The U.S. Internal Revenue Service (IRS) has been granted the authority to issue a “John Doe” summons to New York-based M.Y. Safra Bank. The summons forces the bank to hand over information about its customers who have failed to declare and pay taxes on cryptocurrency transactions conducted over crypto exchange SFOX.
On Thursday it was announced by U.S. Attorney Damian Williams, Deputy Assistant Attorney General David Hubbert, and IRA Commissioner Charles Rettig that U.S. Judge Paul Gardephe authorized the IRS to issue John Doe summons on New York-based M.Y. Safra Bank. This is a term used when the IRS investigates unknown taxpayers. The summons orders the bank to submit information regarding customers that may have failed to report and pay taxes on their cryptocurrency transactions.
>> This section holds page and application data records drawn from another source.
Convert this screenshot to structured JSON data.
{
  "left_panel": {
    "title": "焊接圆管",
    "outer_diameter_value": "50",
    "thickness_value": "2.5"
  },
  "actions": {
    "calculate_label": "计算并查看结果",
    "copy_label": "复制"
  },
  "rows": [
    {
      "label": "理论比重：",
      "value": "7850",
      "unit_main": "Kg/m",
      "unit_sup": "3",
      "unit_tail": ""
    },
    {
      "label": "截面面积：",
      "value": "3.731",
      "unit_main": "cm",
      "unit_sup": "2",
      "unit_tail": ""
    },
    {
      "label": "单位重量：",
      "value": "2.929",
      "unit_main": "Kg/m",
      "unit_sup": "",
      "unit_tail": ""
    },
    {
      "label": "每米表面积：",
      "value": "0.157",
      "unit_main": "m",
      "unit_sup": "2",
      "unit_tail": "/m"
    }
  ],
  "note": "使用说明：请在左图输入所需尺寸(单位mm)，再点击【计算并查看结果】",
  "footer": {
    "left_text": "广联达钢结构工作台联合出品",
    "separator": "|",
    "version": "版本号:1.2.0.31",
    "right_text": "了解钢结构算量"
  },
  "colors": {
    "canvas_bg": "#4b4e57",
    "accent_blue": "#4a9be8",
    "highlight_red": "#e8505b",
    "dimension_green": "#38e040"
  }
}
To support the summons, the IRS is claiming that holders of cryptocurrencies often fail to report their tax returns on any profit made from crypto.
The IRS is looking specifically at users of the prime dealer SFOX. Williams said in a statement:
Taxpayers who transact with cryptocurrency should understand that income and gains from cryptocurrency transactions are taxable. Adding that information sought by the summons “will help to ensure that cryptocurrency owners are following tax laws.”
Since 2015, SFOX’s 175,000 registered users have collectively completed over $12 billion in crypto transactions. The firm connects crypto exchanges, over-the-counter virtual currency brokers, and liquidity providers. IRS Commissioner Charles Rettig said:
The government’s ability to obtain third-party information on those failing to report their gains from digital assets remains a critical tool in catching tax cheats.
He added that authorisation of the summons “reinforces our ongoing, significant efforts to ensure that everyone pays their fair share.” He added:
Taxpayers earning income from digital asset transactions need to come into compliance with their filing and reporting responsibilities.
Disclaimer: This article is provided for informational purposes only. It is not offered or intended to be used as legal, tax, investment, financial, or other advice.